Clearing vegetation without burning

CFA is proudly working with communities across Victoria to reduce fire risks in innovative ways. 


Nowhere is this more evident than the work we are doing through the Safer Together partnership. Funded by the Victorian Government, Safer Together brings together CFA, Department of Environment, Land, Water and Planning, Forest Fire Management Victoria, communities and local councils to find innovative solutions to fuel reduction based on each community’s input and backed up with expert, scientific advice.

Wannon Falls Reserve

At Wannon Falls Reserve in the Southern Grampians Shire, everyone has worked incredibly hard on a major habitat enhancement and fire-risk reduction program. As the project’s original facilitator and CFA’s Vegetation Management Officer Andy Govanstone put it, the Wannon Falls Reserve project embodies everything that the Safer Together program stands for.

“It’s an approach that combines stronger community partnerships with the latest science and research to more effectively target reducing bushfire risk across the landscape,” Andy said.

“Initially, there was considerable criticism of the shire from the Wannon community regarding the management of the reserve. Relationships were strained - even between community members.”

To build relationships, a wide range of community activities were carried out including a listening post, public meetings, simtable exercises, brigade workshops, forums and a vegetation management bus trip. Through these activities it became clear there was significant concern with the overabundant Acacia paradoxa (commonly called hedge wattle) spreading through bushland and the fire risk it presented in Wannon Falls Reserve.

Everyone worked together to address the reduction of fire risk in the reserve and developed a bushfire reduction plan. The plan has already seen hedge wattle cleared, and the reserve made safe from a fuel management perspective and for visitors.

Strict permit conditions meant the hedge wattle had to be hand-cut and carried (not dragged) to an area to be mulched. Because the task was so labour intensive the job was done by contractors, as was the mulching component. The hedge wattle was turned into mulch which was then used in community revegetation projects in the surrounding area. 

Wannon residents have offered to keep their eyes open for emerging hedge wattle seedlings and remove them by hand to prevent them taking over the site again.

By implementing a Safer Together approach in Wannon, the fire risk is under control for the coming fire season.

Wannon-Nigretta Community Group Secretary Shirley Bramley thanked the partnership for delivering this project to the community.

“On behalf of the Wannon community, I thank you so very much and look forward to the continued improvement of these unique
community assets,” she said.


Likewise, the community of Moyston has benefitted significantly from the Safer Together approach by reducing elevated fuel, mainly hedge wattle, in the Asset Protection Zone to the south and west of the township. 

The Moyston Common is managed by a Committee of Management and abuts both private land and areas maintained by Parks Victoria and Forest Fire Management Victoria.

Moyston Public Parks Secretary and President of Moyston Progress Association Max McLean explained.

“Rampart growth of elevated fuel in this area for many years has been a source of concern for township residents and all groups within the town because of the risk it will allow bushfire either directly into the township or sweep through on a wind change.
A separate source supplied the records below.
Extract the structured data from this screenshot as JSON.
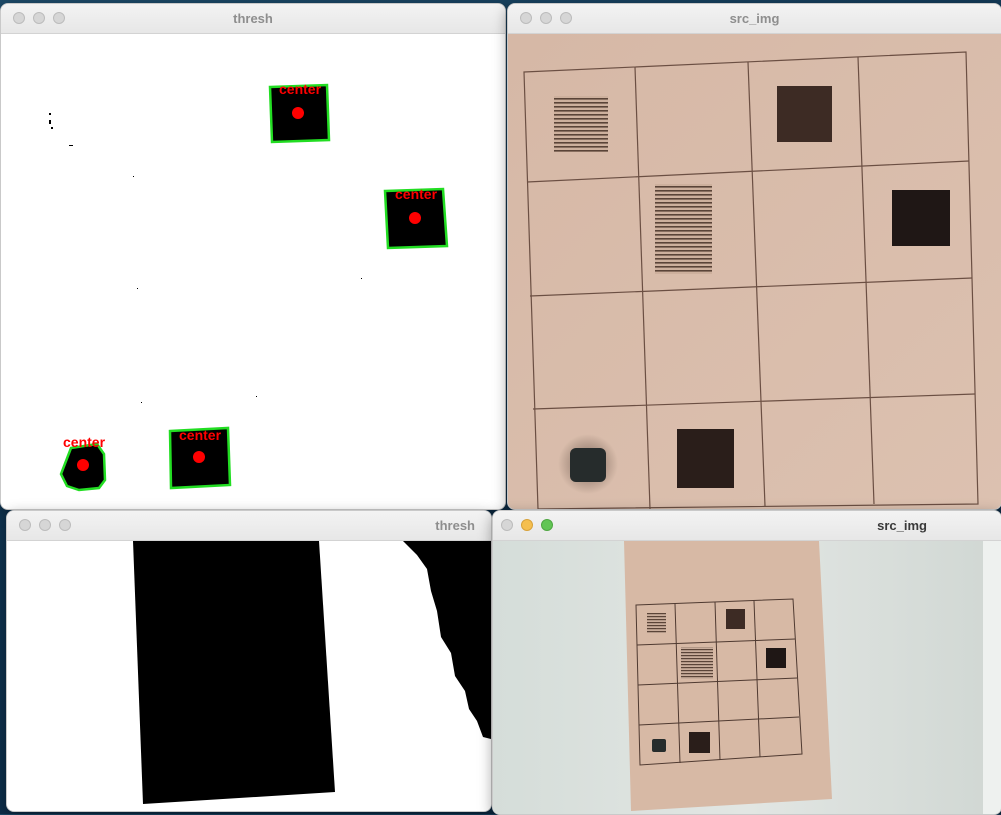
{
  "windows": {
    "thresh_top": {
      "title": "thresh"
    },
    "src_top": {
      "title": "src_img"
    },
    "thresh_bottom": {
      "title": "thresh"
    },
    "src_bottom": {
      "title": "src_img"
    }
  },
  "detections": [
    {
      "label": "center"
    },
    {
      "label": "center"
    },
    {
      "label": "center"
    },
    {
      "label": "center"
    }
  ],
  "colors": {
    "contour": "#22dd22",
    "center_marker": "#ff0000",
    "paper": "#d8b9a7",
    "grid_line": "#6b4f43",
    "traffic_red": "#ed6a5e",
    "traffic_yellow": "#f5bf4f",
    "traffic_green": "#61c554"
  },
  "icons": [
    "close-icon",
    "minimize-icon",
    "zoom-icon"
  ]
}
We came close to both these scenarios during 2006 and 2015 major fires.”

The area is regularly burned by Moyston Fire Brigade members and the encroaching hedge wattle has impacted the burn
program and increased the risk to the community.

The brigade, Forest Fire Management Victoria and CFA’s Vegetation Management team produced a plan to treat the affected areas using a skid steer forestry disc mulcher. The mulching program took five days and covered an area of approximately 11 hectares. The result was a significant reduction in the bushfire risk to the town, plus an enhancement to the local area.

The Moyston Landcare Group was appreciative of CFA’s efforts to carry out hedge wattle control work. President Madelene
Townsend said including the areas south and west of Moyston in the township fire prevention zone, allowed CFA to not only carry out vital fire preparation work, but also enhance biodiversity and reduce the rabbit population.

“Acacia paradoxa unfortunately can take over, choking other native species and creating a perfect rabbit harbour,” Madelene said. “Over a period of time, a range of native flora will again return, especially native grasses. The Landcare Group can plan to assist this process by planting native grasses to enhance the area and also create a walking track for locals and visitors to enjoy the outdoors and learn a bit of its mining history.”

Author: News and Media